"since no man is wicked by nature but is wicked only by some defect, a man who lives according to God owes it to the wicked men that his hatred be perfect, so that, neither hating the man because of his corruption nor loving the corruption because of the man, he should hate the sin but love the sinner."

BINGO! Also, though, notice what Augustine says here (and St. Thomas teaches in greater depth later): "since no man is wicked by nature but is wicked only by some defect" Now, going back to your post above about ecuminsm, Augustine centuries before certain protestant heresies hits the nail on the head about why so many Catholics blunder about with this ecumenical venture! There are millions and millions of proestants who DO believe man is wicked by nature! Total Depravity! Calvinism and its influences! If Catholics forget this fundamental from the start you will end up talking right past these people. Thus, when someone says "have you been saved?" to them that is underpinned by ideas about the predestination of the damned and the elect! Filthy idea!

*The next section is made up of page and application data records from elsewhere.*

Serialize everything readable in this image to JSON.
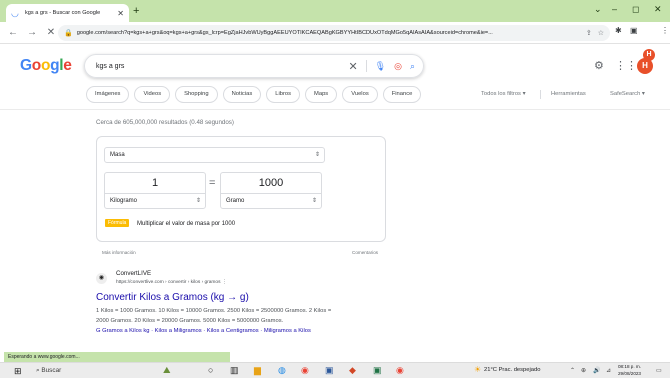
{
  "browser": {
    "tab_title": "kgs a grs - Buscar con Google",
    "url": "google.com/search?q=kgs+a+grs&oq=kgs+a+grs&gs_lcrp=EgZjaHJvbWUyBggAEEUYOTIKCAEQABgKGBYYHtIBCDUxOTdqMGo5qAIAsAIA&sourceid=chrome&ie=...",
    "status_text": "Esperando a www.google.com..."
  },
  "google": {
    "logo": "Google",
    "query": "kgs a grs",
    "avatar_letter": "H",
    "chips": [
      "Imágenes",
      "Videos",
      "Shopping",
      "Noticias",
      "Libros",
      "Maps",
      "Vuelos",
      "Finance"
    ],
    "filters": "Todos los filtros",
    "tools": "Herramientas",
    "safesearch": "SafeSearch",
    "stats": "Cerca de 605,000,000 resultados (0.48 segundos)"
  },
  "converter": {
    "category": "Masa",
    "from_value": "1",
    "to_value": "1000",
    "from_unit": "Kilogramo",
    "to_unit": "Gramo",
    "formula_label": "Fórmula",
    "formula_text": "Multiplicar el valor de masa por 1000",
    "more_info": "Más información",
    "feedback": "Comentarios"
  },
  "result": {
    "site_name": "ConvertLIVE",
    "url": "https://convertlive.com › convertir › kilos › gramos",
    "title": "Convertir Kilos a Gramos (kg → g)",
    "snippet_line1": "1 Kilos = 1000 Gramos. 10 Kilos = 10000 Gramos. 2500 Kilos = 2500000 Gramos. 2 Kilos =",
    "snippet_line2": "2000 Gramos. 20 Kilos = 20000 Gramos. 5000 Kilos = 5000000 Gramos.",
    "links": "G Gramos a Kilos kg · Kilos a Miligramos · Kilos a Centigramos · Miligramos a Kilos"
  },
  "taskbar": {
    "search_label": "Buscar",
    "weather": "21°C  Prac. despejado",
    "time": "08:18 p. m.",
    "date": "29/08/2023"
  },
  "colors": {
    "tabbar_bg": "#c5e3ab",
    "link_blue": "#1a0dab",
    "avatar": "#e8502a",
    "formula_badge": "#fbbc04"
  }
}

Again, if you read my post "On Hope" you'll see all these things come togther. I would also like to suggest a book for you, a thin book, written - funnily enough - by an Catholic English Monk in about 1930 I think - addressing the issues of exactly what IS temptation? How can I recognize it? Does it have stages? When does it become a sin? I think many Catholics are in a state of perplexed anxiety about this - lets face it - basics of the faith. I was until I read it and did some more research into the matter of what exactly temptation is and is NOT and what consenting to sin is and is NOT. Lack of understanding leads to a sort of indifferent depair (Satan likes that a lot), or, presumption or a prideful scrupulousness.

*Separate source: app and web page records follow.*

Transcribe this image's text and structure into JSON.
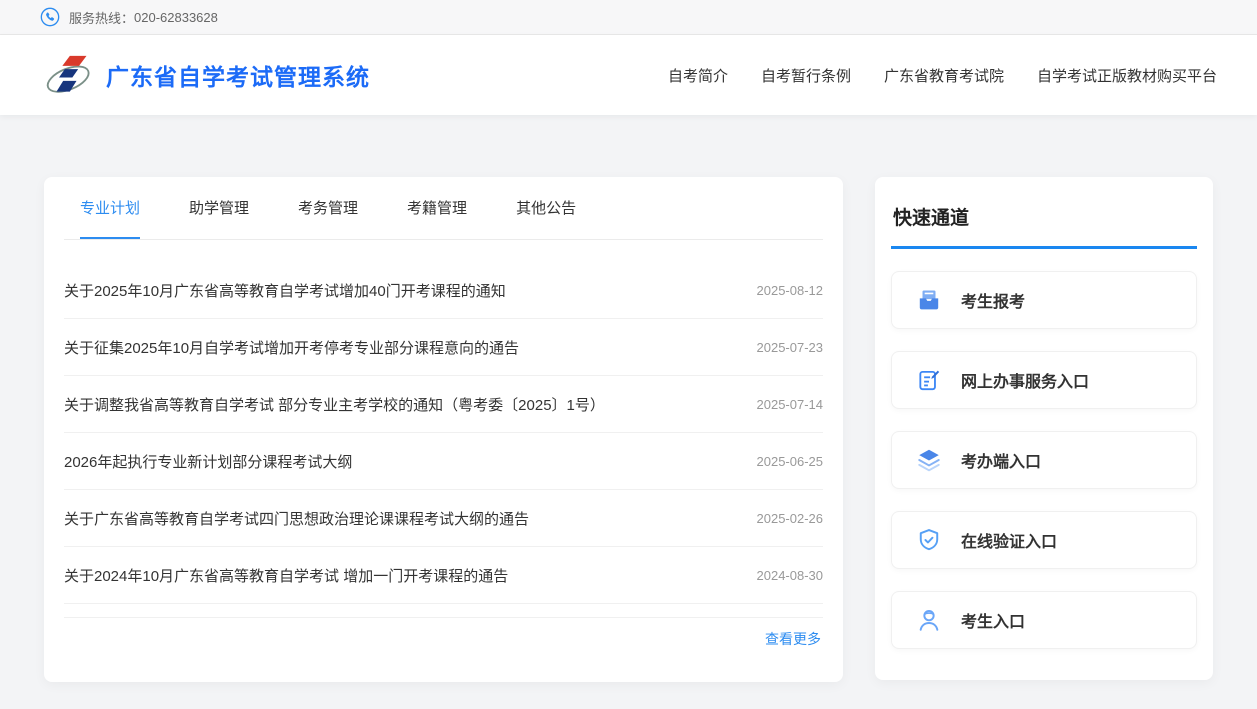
{
  "topbar": {
    "hotline_label": "服务热线：",
    "hotline_number": "020-62833628"
  },
  "header": {
    "site_title": "广东省自学考试管理系统",
    "nav": [
      {
        "label": "自考简介"
      },
      {
        "label": "自考暂行条例"
      },
      {
        "label": "广东省教育考试院"
      },
      {
        "label": "自学考试正版教材购买平台"
      }
    ]
  },
  "notice_panel": {
    "tabs": [
      {
        "label": "专业计划",
        "active": true
      },
      {
        "label": "助学管理",
        "active": false
      },
      {
        "label": "考务管理",
        "active": false
      },
      {
        "label": "考籍管理",
        "active": false
      },
      {
        "label": "其他公告",
        "active": false
      }
    ],
    "items": [
      {
        "title": "关于2025年10月广东省高等教育自学考试增加40门开考课程的通知",
        "date": "2025-08-12"
      },
      {
        "title": "关于征集2025年10月自学考试增加开考停考专业部分课程意向的通告",
        "date": "2025-07-23"
      },
      {
        "title": "关于调整我省高等教育自学考试 部分专业主考学校的通知（粤考委〔2025〕1号）",
        "date": "2025-07-14"
      },
      {
        "title": "2026年起执行专业新计划部分课程考试大纲",
        "date": "2025-06-25"
      },
      {
        "title": "关于广东省高等教育自学考试四门思想政治理论课课程考试大纲的通告",
        "date": "2025-02-26"
      },
      {
        "title": "关于2024年10月广东省高等教育自学考试 增加一门开考课程的通告",
        "date": "2024-08-30"
      }
    ],
    "more_label": "查看更多"
  },
  "quick_panel": {
    "title": "快速通道",
    "items": [
      {
        "label": "考生报考",
        "icon": "inbox-icon"
      },
      {
        "label": "网上办事服务入口",
        "icon": "form-edit-icon"
      },
      {
        "label": "考办端入口",
        "icon": "layers-icon"
      },
      {
        "label": "在线验证入口",
        "icon": "shield-check-icon"
      },
      {
        "label": "考生入口",
        "icon": "user-icon"
      }
    ]
  },
  "colors": {
    "accent_blue": "#2d8cf0",
    "title_blue": "#1c6bf7",
    "icon_blue": "#4a86e8",
    "date_gray": "#999999"
  }
}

Let me see if I can find the book and I'll get back to you. It may take me a few days as all my books are in the garage (we moved house) and the new bookcases aren't being delivered until Tuesday.

In the meantime I use this method:

I conceive of my mind as a Castle, with a Keep. Inside the Keep, at the top, is a room with a throne with Jesus on it. It is my job to keep Him there, because only with my consent will He leave. Now, I have a radar set up in the castle to detect temptation and such. I do not wait to launch missiles at the temptation until it has got to the walls, or broken in to the Keep. As soon as I see a blip on the radar screen I launch. I am not interested in wating for the blip to come into visual range. It is all the same to me whether it is a Spitfire, a Tornado or a Tomcat, it is up to no good whatever it is, so have at it right away. That is to say, in my mind, when a temptation begins to present itself, I do not wait for it to coalesce into a definite form and shape before attacking it, what is the point of that? Hand to hand combat, or long-range missile strike? You choose.Of course, sometimes the enemy comes in under the radar (sleepy, hungry, been lazy, not praying, not doing GOOD CATHOLIC spiritual reading everday) then before you know it you are on the battlements as the enemy scales the walls! This is a real war with your soul the prize and the casuality. So long as you resist, right up to the point you are in front of the throne itself, with your back to Jesus swinging the sword, so long as you do not give your consent, do not say "Okay I give in", He will help you. Oh, He may for sure permit you to have to fight all the way to the throne before the enemy is put to flight, but He does that for several VERY good reasons.

Anyway, I am NOT lecturing you. I am just passing on what I have received because I am a very stupid man and turn to the Fathers and Doctors of the Church in all things. What do I know? Nothing, as befits nothing.

newhousenewjob said...

You're right, of course, about temptation - but it wasn't temptation I was talking about here. Nor was I suggesting that we should give in to temptation ourselves.

When we look evil full in the face and call it what it is, we are recognising the evil that is in the world around us, the evil in the actions of others ("those who trespass against us") - but we hate the sin and love the sinner, and while recognising the evil for what it is, we forgive the PERSON who has committed that evil. But forgiveness of the person doesn't mean that we condemn the sin itself any less.